Tommy Sheridan writes eloquently and passionately in his column as he pleads the case for paying health and social care workers better. In doing so, however, he has a go at politicians and their remuneration. I felt this needed a response.
If the fact MPs salaries have increased eight times in the last ten years while the real terms salaries of nurses and carers have been slashed doesn’t make you angry you should check your chest cavity for the presence of a heart and your brain for evidence of a conscience.
In 2010 an MP’s salary was already over-generous at £65,738 but today it stands at an outrageous £81,932 and unlike nurses and health workers they don’t pay for their travel costs or food consumption. The public picks up that tab for the pampered and spoiled MPs along with their second home scam.On Behalf of Gus and Millions Like Him – Pay Our Carers Properly
Tommy may have a point in relation to some of this. But I have serious concerns about the dangers in undermining the general principle of paying elected representatives well – while insisting that they earn their salary by doing the job to the best of their ability. A job which always carries considerable responsibility and often involves genuinely arduous duties.
The case for paying health and social care workers a wage commensurate with the vital nature of the service they provide stands on its own merits. It is not necessary to portray others as undeserving in order to enhance that case. The comparison with politicians is invidious. Different jobs can be equally important for very different reasons.

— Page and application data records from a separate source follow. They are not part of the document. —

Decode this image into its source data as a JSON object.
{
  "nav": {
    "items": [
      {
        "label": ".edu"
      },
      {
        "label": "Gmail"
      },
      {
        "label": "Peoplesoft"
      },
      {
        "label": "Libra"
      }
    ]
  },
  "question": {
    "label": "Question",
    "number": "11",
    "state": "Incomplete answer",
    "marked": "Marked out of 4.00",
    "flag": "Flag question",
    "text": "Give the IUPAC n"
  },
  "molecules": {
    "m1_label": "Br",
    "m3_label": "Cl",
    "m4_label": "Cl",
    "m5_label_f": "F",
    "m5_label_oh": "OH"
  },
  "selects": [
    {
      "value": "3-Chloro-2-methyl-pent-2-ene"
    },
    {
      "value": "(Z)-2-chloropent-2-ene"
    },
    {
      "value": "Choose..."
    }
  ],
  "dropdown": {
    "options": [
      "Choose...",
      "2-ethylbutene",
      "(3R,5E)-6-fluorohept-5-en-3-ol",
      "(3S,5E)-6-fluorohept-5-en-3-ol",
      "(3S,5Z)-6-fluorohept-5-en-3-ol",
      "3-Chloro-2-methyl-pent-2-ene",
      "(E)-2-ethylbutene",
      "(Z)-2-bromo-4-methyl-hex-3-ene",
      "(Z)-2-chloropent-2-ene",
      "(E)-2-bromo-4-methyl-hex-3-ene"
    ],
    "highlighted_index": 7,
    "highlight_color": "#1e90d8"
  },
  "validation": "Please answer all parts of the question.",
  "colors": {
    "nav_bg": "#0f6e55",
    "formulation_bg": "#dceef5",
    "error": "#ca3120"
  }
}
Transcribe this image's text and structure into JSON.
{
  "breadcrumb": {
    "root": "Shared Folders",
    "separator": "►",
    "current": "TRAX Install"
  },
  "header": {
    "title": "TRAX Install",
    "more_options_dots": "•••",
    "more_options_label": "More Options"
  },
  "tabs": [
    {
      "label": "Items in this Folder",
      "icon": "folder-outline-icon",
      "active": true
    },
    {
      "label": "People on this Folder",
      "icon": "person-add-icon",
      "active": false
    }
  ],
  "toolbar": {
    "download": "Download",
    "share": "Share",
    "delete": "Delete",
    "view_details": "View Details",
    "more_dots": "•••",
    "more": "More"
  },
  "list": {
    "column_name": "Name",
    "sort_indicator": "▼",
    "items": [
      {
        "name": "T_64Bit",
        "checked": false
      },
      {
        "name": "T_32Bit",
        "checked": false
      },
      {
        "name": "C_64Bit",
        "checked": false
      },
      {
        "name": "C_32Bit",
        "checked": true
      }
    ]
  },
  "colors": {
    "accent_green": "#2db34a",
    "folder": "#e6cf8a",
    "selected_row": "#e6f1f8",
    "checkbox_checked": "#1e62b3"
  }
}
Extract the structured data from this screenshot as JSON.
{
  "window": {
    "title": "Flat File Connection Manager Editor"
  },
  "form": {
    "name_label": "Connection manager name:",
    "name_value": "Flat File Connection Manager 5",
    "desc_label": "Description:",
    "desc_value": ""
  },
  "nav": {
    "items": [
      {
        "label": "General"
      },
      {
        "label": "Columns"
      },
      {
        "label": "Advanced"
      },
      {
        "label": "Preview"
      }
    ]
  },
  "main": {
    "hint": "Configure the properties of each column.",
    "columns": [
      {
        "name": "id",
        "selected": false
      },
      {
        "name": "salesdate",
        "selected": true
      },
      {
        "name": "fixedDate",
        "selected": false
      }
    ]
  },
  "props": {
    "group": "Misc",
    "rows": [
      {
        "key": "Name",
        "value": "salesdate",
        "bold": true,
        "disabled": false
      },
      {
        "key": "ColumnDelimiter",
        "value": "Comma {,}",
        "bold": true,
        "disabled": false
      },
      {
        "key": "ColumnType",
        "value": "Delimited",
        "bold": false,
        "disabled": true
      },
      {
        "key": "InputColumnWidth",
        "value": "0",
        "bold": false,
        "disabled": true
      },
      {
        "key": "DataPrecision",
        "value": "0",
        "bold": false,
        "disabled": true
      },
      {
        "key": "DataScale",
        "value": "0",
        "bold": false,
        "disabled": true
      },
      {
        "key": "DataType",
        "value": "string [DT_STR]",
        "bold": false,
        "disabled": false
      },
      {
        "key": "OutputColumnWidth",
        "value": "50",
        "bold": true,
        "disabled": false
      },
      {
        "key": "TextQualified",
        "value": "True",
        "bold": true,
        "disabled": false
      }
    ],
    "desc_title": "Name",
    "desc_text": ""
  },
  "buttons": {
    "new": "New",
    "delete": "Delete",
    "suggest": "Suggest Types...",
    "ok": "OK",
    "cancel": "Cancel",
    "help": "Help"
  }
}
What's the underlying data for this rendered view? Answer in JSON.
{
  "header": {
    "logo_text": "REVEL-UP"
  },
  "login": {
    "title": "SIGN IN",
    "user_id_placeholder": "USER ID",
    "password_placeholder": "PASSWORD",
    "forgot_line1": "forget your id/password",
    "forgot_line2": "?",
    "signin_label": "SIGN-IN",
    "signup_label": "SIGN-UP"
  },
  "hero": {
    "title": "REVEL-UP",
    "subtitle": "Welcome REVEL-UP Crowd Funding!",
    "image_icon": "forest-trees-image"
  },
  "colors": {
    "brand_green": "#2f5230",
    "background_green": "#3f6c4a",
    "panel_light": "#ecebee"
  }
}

Democracy requires participation. Participation requires access. We readily recognise the importance of voter participation and strive to make access to the electoral process as wide and easy as possible. But there is more to democracy than just voting once every few years. To function well, democracy requires participation – and therefore accessibility – at all levels and in all its aspects.
Ours is a representative democracy. Our politicians are supposed to represent their constituents and, in aggregate, to represent society as a whole. If that is to happen, it must be possible for anyone to become an elected representative. There was a time, not so very long ago, when MPs were not paid. That aspect of democracy was open only to the independently wealthy. Which, rather obviously, meant that the independent wealthy were massively over-represented while everyone else was woefully under-represented. Public policy was thereby systemically skewed to favour the privileged few at the expense of the unrepresented many. It remains skewed in the same way today – even if arguably not to the same extent and certainly not so brazenly. Giving MPs a salary was an essential corrective to the grotesque imbalance that inevitably developed when politics was exclusive a rich man’s game. (And it was exclusive to men. But that is just another manifestation of systemic social imbalance that is yet to be fully – or adequately – rectified.)
Nowadays, any working class person can aspire to become an elective representative. Partly because they get support from political parties – yet another aspect of our democracy which depends for its proper functioning on the highest achievable levels of participation. But the accessibility of full time politics also crucially depends on our elected representatives being adequately remunerated. The massive social imbalance of a previous era has been largely corrected. Surely we want that process to continue.
And it is a process. Social imbalances are rarely, if ever, corrected quickly. I can think of only one example of something that brought significant change almost overnight – our public health services.
Imagine if that process of making politics more accessible had started a hundred years earlier. Consider where we might be by now in terms of creating a fairer distribution of wealth and a more equal society. We might even be paying a fitting wage to health and social care workers.
But we’re not. I would suggest, however, that this and other instances of entrenched social inequity will not be more effectively or more speedily corrected by making our democracy work even less well than it does. Yes! It is important that our health and social care workers be properly paid. The justice and sense and utility of that is plainly apparent. But it is also important to ensure that any one of those people can bring the interests of those workers as well as their own knowledge and experience into the system by which public policy is developed and decided.